Connie Coleman – Getty Images
After leaving Goritsy, visitors will cruise through the Baltic Canal that connects the Volga River to Lank Onega, the second largest lake in Europe. The island features a magnificent open air museum of Russian wooden architecture, as well as the Church of the Transfiguration noted for its 22 wooden domes built without a single nail.
Basykes – Flickr
This historic village is a living history site designed to show visitors what life in a traditional village was like in the past. Of particular note is the Vodka Museum that showcases thousands of brands of vodka.
Basykes – Flickr

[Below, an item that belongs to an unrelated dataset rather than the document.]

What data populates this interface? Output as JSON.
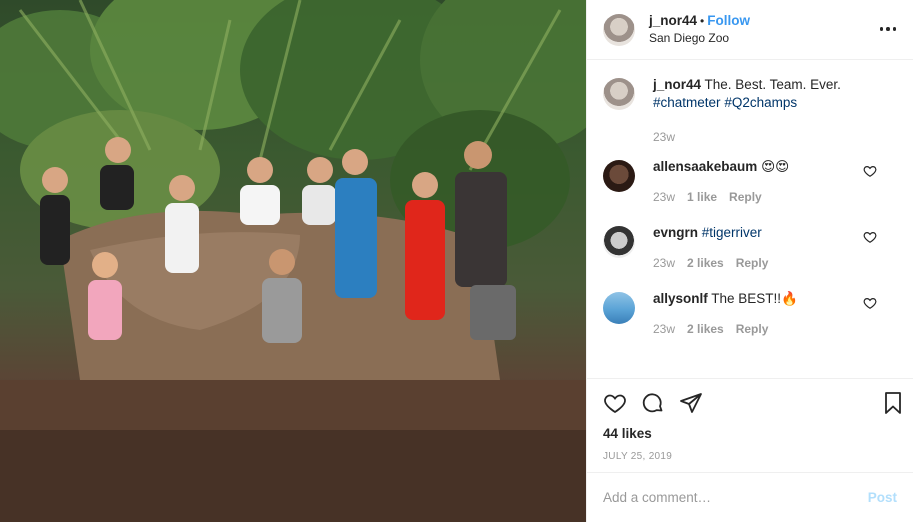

After leaving Mandrogui your cruise will continue to the final port of call in St. Petersburg. Arrival at the port doesn’t signify the end of your adventure, though; there are still several days of guided tours, shopping and free time to visit such sites as the Hermitage Museum, Nevsky Prospect and the Winter Palace.